Why does Scout cry after returning home from the jail in chapter 16?
Scout is such a sweet, innocent, and naive little girl. She ran into the middle of a lynch mob because she heard her father say, "Do you really think so?" (152). She thought that somebody was going to "get jumped" and she ran in there to watch. On the way home that night, however, Scout realizes that maybe what she had done was dangerous. Had she known the real reason the men were at the jail, and the real reason why her father was there as well, she may have not acted so hastily. It's a good thing that Scout did run into the crowd because she ended up changing Mr. Cunningham's mind about lynching Tom Robinson and he called the mob off. Scout realizes the possible danger she ran into that night once she gets home:
"We had come in quietly, so as not to wake aunty. Atticus killed the engine in the driveway and coasted to the carhouse; we went in the back door and to our rooms without a word. I was very tired, and was drifting into sleep when the memory of Atticus calmly folding his newspaper and pushing back his hat became Atticus standing in the middle of an empty waiting street, pushing up his glasses. The full meaning of the night's events hit me and I began crying. Jem was awfully nice about it: for once he didn't remind me that people nearly nine years old didn't do things like that" (156).
Many times people rush into situations without fully analyzing the possible consequences. This is a great experience for Scout to learn to look before she leaps next time. Nevertheless, it turned out well enough in the end.

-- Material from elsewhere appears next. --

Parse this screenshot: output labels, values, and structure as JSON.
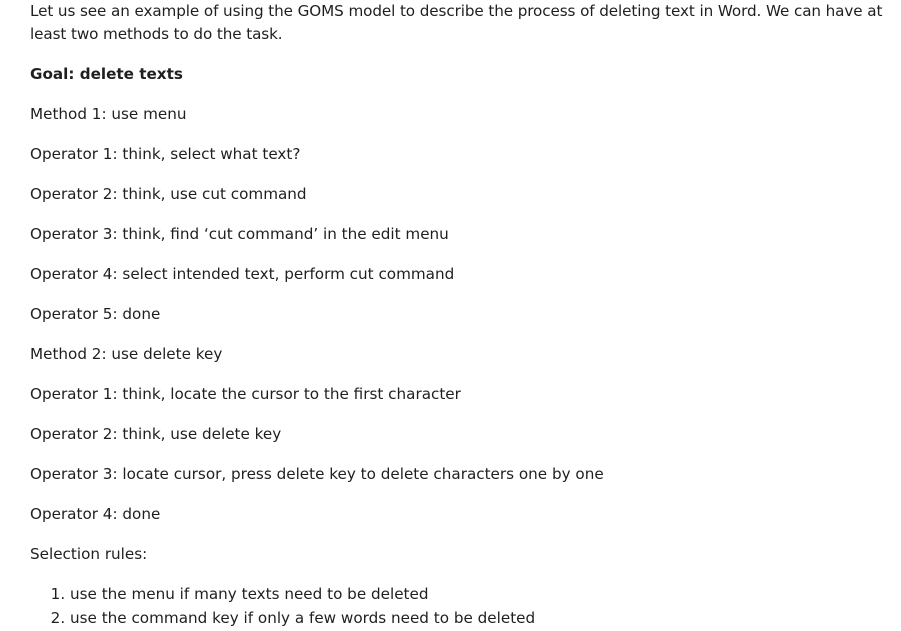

Atticus is staying at the jail to protect Tom Robinson. When Jem and Scout go to the jail, Scout is the one that breaks up the mob that was there. Her innocence and friendliness makes the men go away. She isn't aware at the time, of what the men were about to do. Only when she returns home, does the reality of the whole thing, hit Scout. She breaks down and cries about the ugliness that she had just been witnessed to.
In all of her innocence, Scout looks at life with the childlike eyes she has. In that one instance, Scout is thrown into the reality of how the world works. She sees that the men could have easily have killed her father, and if given the chance, they would have killed Tom. Scout sees first hand the ugliness that is a part of her town. She is aware that there are some people that are just plain nasty. In her short life, Atticus has protected his children from the hatred he has to deal with, but by taking this case, he knows that the ugliness is sure to come to them.
Scout's world was changed that night. She no longer had the innocence of childhood, she now had the harsh reality of what hatred and ignorance could bring.
Scout cries because, as she notes, "the full meaning of the night's events" strike her. To be specific, she realizes that people wanted to kill her father, and, more generally, that people hate so intensely and so blindly that it seems that other people aren't human to them.